Guilford Lake is a 70 acre natural kettle lake located in the Town of Guilford, Chenango County. The lake is nearly circular in shape with a mean depth of 34 feet and a maximum depth of 70 feet. The eastern half of lake shore is undeveloped pasture and forest while a mix of permanent and summer homes line the western shoreline.
Elevation: 1600 feet
Area: 70 acres
Shoreline Length: 1.5 miles
Length: 0.5 miles
Maximum Depth: 70 feet
Mean Depth: 34 feet
County and Town: Chenango County, Town of Guilford
Aquatic Plant Life:
There are some scattered, dense beds of rooted aquatic plants around the margins of the entire lake with the greatest concentrations occurring along the northern and western shore.
In Guilford, near the lake outlet along County Route 35. Hand launch. Parking for 15 cars.
For more information on this launch including Google Maps driving directions, visit the Boat Launch Sites for Chenango County page.
Brown trout, rainbow trout, largemouth bass, smallmouth bass, chain pickerel, black crappie, pumpkinseed sunfish, bluegill, rock bass, yellow perch, brown bullhead, white sucker, and golden shiner.
Stocked trout are able to survive throughout the year in Guilford Lake, so there is potential to catch larger hold-over fish.

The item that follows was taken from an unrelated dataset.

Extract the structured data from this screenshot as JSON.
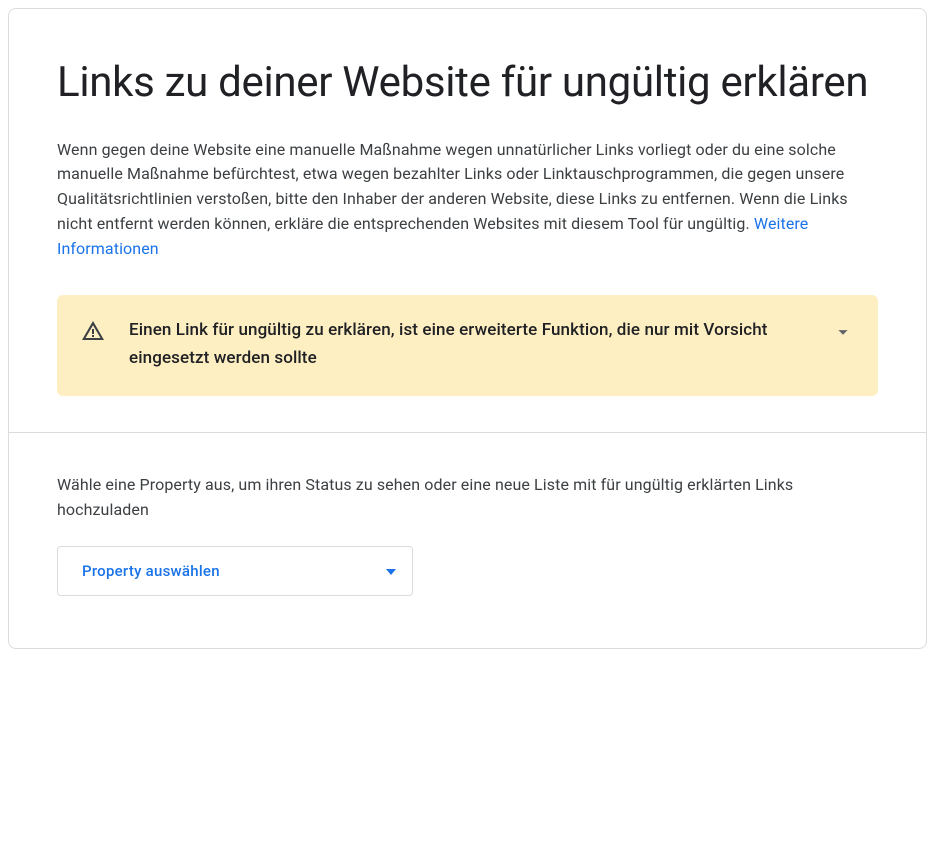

Largemouth bass are abundant, have good growth rates, with fish over 20 inches caught each year.
Guilford Lake is stocked annually with approximately 200 two-year old brown trout and 1,600 yearling rainbow trout.

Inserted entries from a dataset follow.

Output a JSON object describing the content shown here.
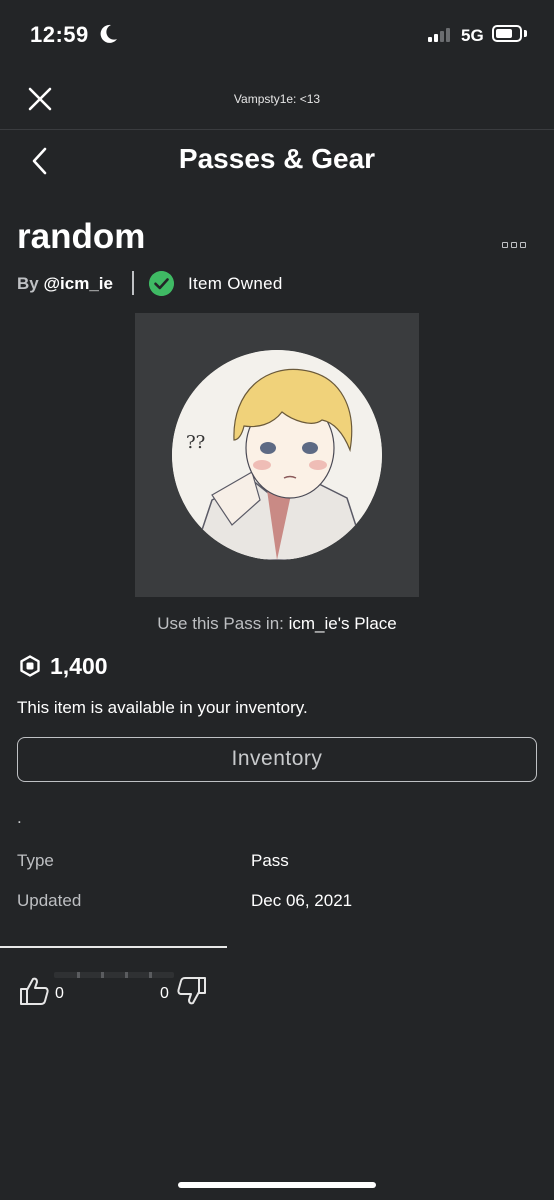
{
  "status_bar": {
    "time": "12:59",
    "network": "5G",
    "battery_level": 0.72,
    "signal_bars": 2
  },
  "top_bar": {
    "subtitle": "Vampsty1e: <13"
  },
  "header": {
    "title": "Passes & Gear"
  },
  "item": {
    "title": "random",
    "by_label": "By",
    "creator": "@icm_ie",
    "owned_label": "Item Owned",
    "use_pass_prefix": "Use this Pass in:",
    "place_name": "icm_ie's Place",
    "price": "1,400",
    "availability": "This item is available in your inventory.",
    "inventory_button": "Inventory",
    "description": "."
  },
  "details": [
    {
      "label": "Type",
      "value": "Pass"
    },
    {
      "label": "Updated",
      "value": "Dec 06, 2021"
    }
  ],
  "votes": {
    "up": "0",
    "down": "0"
  },
  "colors": {
    "background": "#232527",
    "owned_check": "#3fba64"
  }
}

A fisheries survey of Guilford Lake in Chenango County was conducted in May 2016. There had not been a fisheries survey completed since 1995, so recent information was needed on this moderately popular fishing destination worthy of periodic surveys. The survey showed that pumpkinseed were the most prevalent species in the pond, followed by yellow perch and largemouth bass. The growth rates for largemouth bass were consistently higher than the reported statewide average and at times exceed the fast growth values. Largemouth bass over 10 inches were caught at an impressive 42.4 fish per hour. Pumpkinseeds were caught at 215 per hour and were very near the statewide growth average at each age. Yellow perch are doing well in the lake in terms of numbers, but appear to be lagging behind the statewide growth averages at nearly every age. The current statewide angling regulations appear to be appropriate to maintain the fishery.